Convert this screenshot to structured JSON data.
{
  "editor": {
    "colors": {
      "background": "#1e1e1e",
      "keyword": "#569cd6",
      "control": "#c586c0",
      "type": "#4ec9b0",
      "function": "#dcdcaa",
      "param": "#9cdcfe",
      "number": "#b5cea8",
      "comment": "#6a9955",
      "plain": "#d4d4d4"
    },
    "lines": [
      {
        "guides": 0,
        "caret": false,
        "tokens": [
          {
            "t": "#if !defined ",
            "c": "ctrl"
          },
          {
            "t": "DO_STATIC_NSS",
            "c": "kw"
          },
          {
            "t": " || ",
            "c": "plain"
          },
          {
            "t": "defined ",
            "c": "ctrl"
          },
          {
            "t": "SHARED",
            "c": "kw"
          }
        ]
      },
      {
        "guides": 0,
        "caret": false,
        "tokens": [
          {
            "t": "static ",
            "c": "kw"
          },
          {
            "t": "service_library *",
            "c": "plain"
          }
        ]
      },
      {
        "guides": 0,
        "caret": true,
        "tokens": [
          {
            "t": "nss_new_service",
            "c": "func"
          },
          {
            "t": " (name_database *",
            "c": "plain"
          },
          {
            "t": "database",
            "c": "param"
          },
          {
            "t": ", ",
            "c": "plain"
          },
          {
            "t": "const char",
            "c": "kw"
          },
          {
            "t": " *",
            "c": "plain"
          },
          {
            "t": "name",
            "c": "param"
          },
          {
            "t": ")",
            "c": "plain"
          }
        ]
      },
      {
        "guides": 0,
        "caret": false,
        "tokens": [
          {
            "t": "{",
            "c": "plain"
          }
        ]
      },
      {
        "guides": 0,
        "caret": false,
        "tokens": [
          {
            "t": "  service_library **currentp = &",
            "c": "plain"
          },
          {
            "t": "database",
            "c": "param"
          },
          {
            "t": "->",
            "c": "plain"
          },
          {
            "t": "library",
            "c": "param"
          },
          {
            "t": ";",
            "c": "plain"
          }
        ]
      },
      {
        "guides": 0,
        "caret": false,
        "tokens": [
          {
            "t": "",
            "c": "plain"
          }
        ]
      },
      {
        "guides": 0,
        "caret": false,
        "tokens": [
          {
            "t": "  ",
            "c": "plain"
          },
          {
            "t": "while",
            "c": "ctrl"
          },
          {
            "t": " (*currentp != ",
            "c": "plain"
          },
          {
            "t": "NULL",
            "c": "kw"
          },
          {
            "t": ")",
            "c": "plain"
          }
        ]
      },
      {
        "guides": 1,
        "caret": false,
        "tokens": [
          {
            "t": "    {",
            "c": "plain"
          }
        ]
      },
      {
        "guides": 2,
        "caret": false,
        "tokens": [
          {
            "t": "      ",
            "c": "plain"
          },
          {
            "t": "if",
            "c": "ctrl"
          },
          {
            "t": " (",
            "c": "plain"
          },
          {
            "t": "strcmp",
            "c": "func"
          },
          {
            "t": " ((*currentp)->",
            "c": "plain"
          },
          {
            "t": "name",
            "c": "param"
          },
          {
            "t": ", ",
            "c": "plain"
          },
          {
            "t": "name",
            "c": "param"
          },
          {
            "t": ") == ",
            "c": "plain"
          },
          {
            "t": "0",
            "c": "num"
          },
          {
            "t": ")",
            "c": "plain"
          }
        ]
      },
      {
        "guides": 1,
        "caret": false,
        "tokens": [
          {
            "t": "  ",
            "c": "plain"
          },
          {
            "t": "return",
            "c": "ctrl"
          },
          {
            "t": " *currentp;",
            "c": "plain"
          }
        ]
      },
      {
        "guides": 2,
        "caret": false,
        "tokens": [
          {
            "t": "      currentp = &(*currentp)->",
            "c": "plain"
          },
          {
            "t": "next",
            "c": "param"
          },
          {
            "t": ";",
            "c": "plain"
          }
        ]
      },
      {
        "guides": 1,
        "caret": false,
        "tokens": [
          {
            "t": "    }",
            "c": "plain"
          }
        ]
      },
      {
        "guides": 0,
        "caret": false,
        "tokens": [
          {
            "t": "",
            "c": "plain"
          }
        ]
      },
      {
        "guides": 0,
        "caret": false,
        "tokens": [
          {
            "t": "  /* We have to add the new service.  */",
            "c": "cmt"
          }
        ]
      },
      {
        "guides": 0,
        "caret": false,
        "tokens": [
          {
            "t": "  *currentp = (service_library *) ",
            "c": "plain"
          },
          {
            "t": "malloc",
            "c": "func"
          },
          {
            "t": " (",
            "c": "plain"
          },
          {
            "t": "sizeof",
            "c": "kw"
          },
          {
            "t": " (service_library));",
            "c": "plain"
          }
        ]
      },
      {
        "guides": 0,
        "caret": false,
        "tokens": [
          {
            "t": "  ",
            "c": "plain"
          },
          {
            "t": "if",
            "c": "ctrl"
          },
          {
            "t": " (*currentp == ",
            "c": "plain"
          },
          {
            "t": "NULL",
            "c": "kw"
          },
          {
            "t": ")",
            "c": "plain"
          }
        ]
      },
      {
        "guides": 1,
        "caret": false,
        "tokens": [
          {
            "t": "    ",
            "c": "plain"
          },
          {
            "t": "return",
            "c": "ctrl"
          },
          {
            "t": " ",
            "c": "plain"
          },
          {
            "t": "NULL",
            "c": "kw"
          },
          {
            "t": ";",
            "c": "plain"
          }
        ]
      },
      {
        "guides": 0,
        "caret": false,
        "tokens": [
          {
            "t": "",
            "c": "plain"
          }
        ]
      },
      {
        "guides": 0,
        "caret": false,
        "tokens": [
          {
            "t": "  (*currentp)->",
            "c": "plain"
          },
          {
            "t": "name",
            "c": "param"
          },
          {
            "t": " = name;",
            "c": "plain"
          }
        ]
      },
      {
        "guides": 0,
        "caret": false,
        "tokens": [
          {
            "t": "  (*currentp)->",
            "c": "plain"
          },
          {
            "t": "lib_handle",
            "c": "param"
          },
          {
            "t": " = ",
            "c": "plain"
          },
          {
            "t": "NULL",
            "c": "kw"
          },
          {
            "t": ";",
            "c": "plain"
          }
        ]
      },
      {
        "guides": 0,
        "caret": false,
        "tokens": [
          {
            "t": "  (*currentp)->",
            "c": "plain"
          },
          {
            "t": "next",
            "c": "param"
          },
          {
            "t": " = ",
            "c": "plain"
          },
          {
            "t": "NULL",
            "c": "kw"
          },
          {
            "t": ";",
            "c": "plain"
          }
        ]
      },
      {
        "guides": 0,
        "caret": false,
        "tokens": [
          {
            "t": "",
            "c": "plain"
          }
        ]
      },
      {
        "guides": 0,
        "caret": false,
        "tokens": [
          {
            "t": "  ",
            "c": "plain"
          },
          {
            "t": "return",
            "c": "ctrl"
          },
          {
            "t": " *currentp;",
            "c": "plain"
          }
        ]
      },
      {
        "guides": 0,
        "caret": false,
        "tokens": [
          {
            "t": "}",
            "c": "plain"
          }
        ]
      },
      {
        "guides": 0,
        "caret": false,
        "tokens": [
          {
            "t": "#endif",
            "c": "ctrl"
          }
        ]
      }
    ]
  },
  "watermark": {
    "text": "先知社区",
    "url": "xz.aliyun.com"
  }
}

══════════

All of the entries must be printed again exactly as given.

Convert this screenshot to structured JSON data.
{
  "editor": {
    "colors": {
      "background": "#1e1e1e",
      "keyword": "#569cd6",
      "control": "#c586c0",
      "type": "#4ec9b0",
      "function": "#dcdcaa",
      "param": "#9cdcfe",
      "number": "#b5cea8",
      "comment": "#6a9955",
      "plain": "#d4d4d4"
    },
    "lines": [
      {
        "guides": 0,
        "caret": false,
        "tokens": [
          {
            "t": "#if !defined ",
            "c": "ctrl"
          },
          {
            "t": "DO_STATIC_NSS",
            "c": "kw"
          },
          {
            "t": " || ",
            "c": "plain"
          },
          {
            "t": "defined ",
            "c": "ctrl"
          },
          {
            "t": "SHARED",
            "c": "kw"
          }
        ]
      },
      {
        "guides": 0,
        "caret": false,
        "tokens": [
          {
            "t": "static ",
            "c": "kw"
          },
          {
            "t": "service_library *",
            "c": "plain"
          }
        ]
      },
      {
        "guides": 0,
        "caret": true,
        "tokens": [
          {
            "t": "nss_new_service",
            "c": "func"
          },
          {
            "t": " (name_database *",
            "c": "plain"
          },
          {
            "t": "database",
            "c": "param"
          },
          {
            "t": ", ",
            "c": "plain"
          },
          {
            "t": "const char",
            "c": "kw"
          },
          {
            "t": " *",
            "c": "plain"
          },
          {
            "t": "name",
            "c": "param"
          },
          {
            "t": ")",
            "c": "plain"
          }
        ]
      },
      {
        "guides": 0,
        "caret": false,
        "tokens": [
          {
            "t": "{",
            "c": "plain"
          }
        ]
      },
      {
        "guides": 0,
        "caret": false,
        "tokens": [
          {
            "t": "  service_library **currentp = &",
            "c": "plain"
          },
          {
            "t": "database",
            "c": "param"
          },
          {
            "t": "->",
            "c": "plain"
          },
          {
            "t": "library",
            "c": "param"
          },
          {
            "t": ";",
            "c": "plain"
          }
        ]
      },
      {
        "guides": 0,
        "caret": false,
        "tokens": [
          {
            "t": "",
            "c": "plain"
          }
        ]
      },
      {
        "guides": 0,
        "caret": false,
        "tokens": [
          {
            "t": "  ",
            "c": "plain"
          },
          {
            "t": "while",
            "c": "ctrl"
          },
          {
            "t": " (*currentp != ",
            "c": "plain"
          },
          {
            "t": "NULL",
            "c": "kw"
          },
          {
            "t": ")",
            "c": "plain"
          }
        ]
      },
      {
        "guides": 1,
        "caret": false,
        "tokens": [
          {
            "t": "    {",
            "c": "plain"
          }
        ]
      },
      {
        "guides": 2,
        "caret": false,
        "tokens": [
          {
            "t": "      ",
            "c": "plain"
          },
          {
            "t": "if",
            "c": "ctrl"
          },
          {
            "t": " (",
            "c": "plain"
          },
          {
            "t": "strcmp",
            "c": "func"
          },
          {
            "t": " ((*currentp)->",
            "c": "plain"
          },
          {
            "t": "name",
            "c": "param"
          },
          {
            "t": ", ",
            "c": "plain"
          },
          {
            "t": "name",
            "c": "param"
          },
          {
            "t": ") == ",
            "c": "plain"
          },
          {
            "t": "0",
            "c": "num"
          },
          {
            "t": ")",
            "c": "plain"
          }
        ]
      },
      {
        "guides": 1,
        "caret": false,
        "tokens": [
          {
            "t": "  ",
            "c": "plain"
          },
          {
            "t": "return",
            "c": "ctrl"
          },
          {
            "t": " *currentp;",
            "c": "plain"
          }
        ]
      },
      {
        "guides": 2,
        "caret": false,
        "tokens": [
          {
            "t": "      currentp = &(*currentp)->",
            "c": "plain"
          },
          {
            "t": "next",
            "c": "param"
          },
          {
            "t": ";",
            "c": "plain"
          }
        ]
      },
      {
        "guides": 1,
        "caret": false,
        "tokens": [
          {
            "t": "    }",
            "c": "plain"
          }
        ]
      },
      {
        "guides": 0,
        "caret": false,
        "tokens": [
          {
            "t": "",
            "c": "plain"
          }
        ]
      },
      {
        "guides": 0,
        "caret": false,
        "tokens": [
          {
            "t": "  /* We have to add the new service.  */",
            "c": "cmt"
          }
        ]
      },
      {
        "guides": 0,
        "caret": false,
        "tokens": [
          {
            "t": "  *currentp = (service_library *) ",
            "c": "plain"
          },
          {
            "t": "malloc",
            "c": "func"
          },
          {
            "t": " (",
            "c": "plain"
          },
          {
            "t": "sizeof",
            "c": "kw"
          },
          {
            "t": " (service_library));",
            "c": "plain"
          }
        ]
      },
      {
        "guides": 0,
        "caret": false,
        "tokens": [
          {
            "t": "  ",
            "c": "plain"
          },
          {
            "t": "if",
            "c": "ctrl"
          },
          {
            "t": " (*currentp == ",
            "c": "plain"
          },
          {
            "t": "NULL",
            "c": "kw"
          },
          {
            "t": ")",
            "c": "plain"
          }
        ]
      },
      {
        "guides": 1,
        "caret": false,
        "tokens": [
          {
            "t": "    ",
            "c": "plain"
          },
          {
            "t": "return",
            "c": "ctrl"
          },
          {
            "t": " ",
            "c": "plain"
          },
          {
            "t": "NULL",
            "c": "kw"
          },
          {
            "t": ";",
            "c": "plain"
          }
        ]
      },
      {
        "guides": 0,
        "caret": false,
        "tokens": [
          {
            "t": "",
            "c": "plain"
          }
        ]
      },
      {
        "guides": 0,
        "caret": false,
        "tokens": [
          {
            "t": "  (*currentp)->",
            "c": "plain"
          },
          {
            "t": "name",
            "c": "param"
          },
          {
            "t": " = name;",
            "c": "plain"
          }
        ]
      },
      {
        "guides": 0,
        "caret": false,
        "tokens": [
          {
            "t": "  (*currentp)->",
            "c": "plain"
          },
          {
            "t": "lib_handle",
            "c": "param"
          },
          {
            "t": " = ",
            "c": "plain"
          },
          {
            "t": "NULL",
            "c": "kw"
          },
          {
            "t": ";",
            "c": "plain"
          }
        ]
      },
      {
        "guides": 0,
        "caret": false,
        "tokens": [
          {
            "t": "  (*currentp)->",
            "c": "plain"
          },
          {
            "t": "next",
            "c": "param"
          },
          {
            "t": " = ",
            "c": "plain"
          },
          {
            "t": "NULL",
            "c": "kw"
          },
          {
            "t": ";",
            "c": "plain"
          }
        ]
      },
      {
        "guides": 0,
        "caret": false,
        "tokens": [
          {
            "t": "",
            "c": "plain"
          }
        ]
      },
      {
        "guides": 0,
        "caret": false,
        "tokens": [
          {
            "t": "  ",
            "c": "plain"
          },
          {
            "t": "return",
            "c": "ctrl"
          },
          {
            "t": " *currentp;",
            "c": "plain"
          }
        ]
      },
      {
        "guides": 0,
        "caret": false,
        "tokens": [
          {
            "t": "}",
            "c": "plain"
          }
        ]
      },
      {
        "guides": 0,
        "caret": false,
        "tokens": [
          {
            "t": "#endif",
            "c": "ctrl"
          }
        ]
      }
    ]
  },
  "watermark": {
    "text": "先知社区",
    "url": "xz.aliyun.com"
  }
}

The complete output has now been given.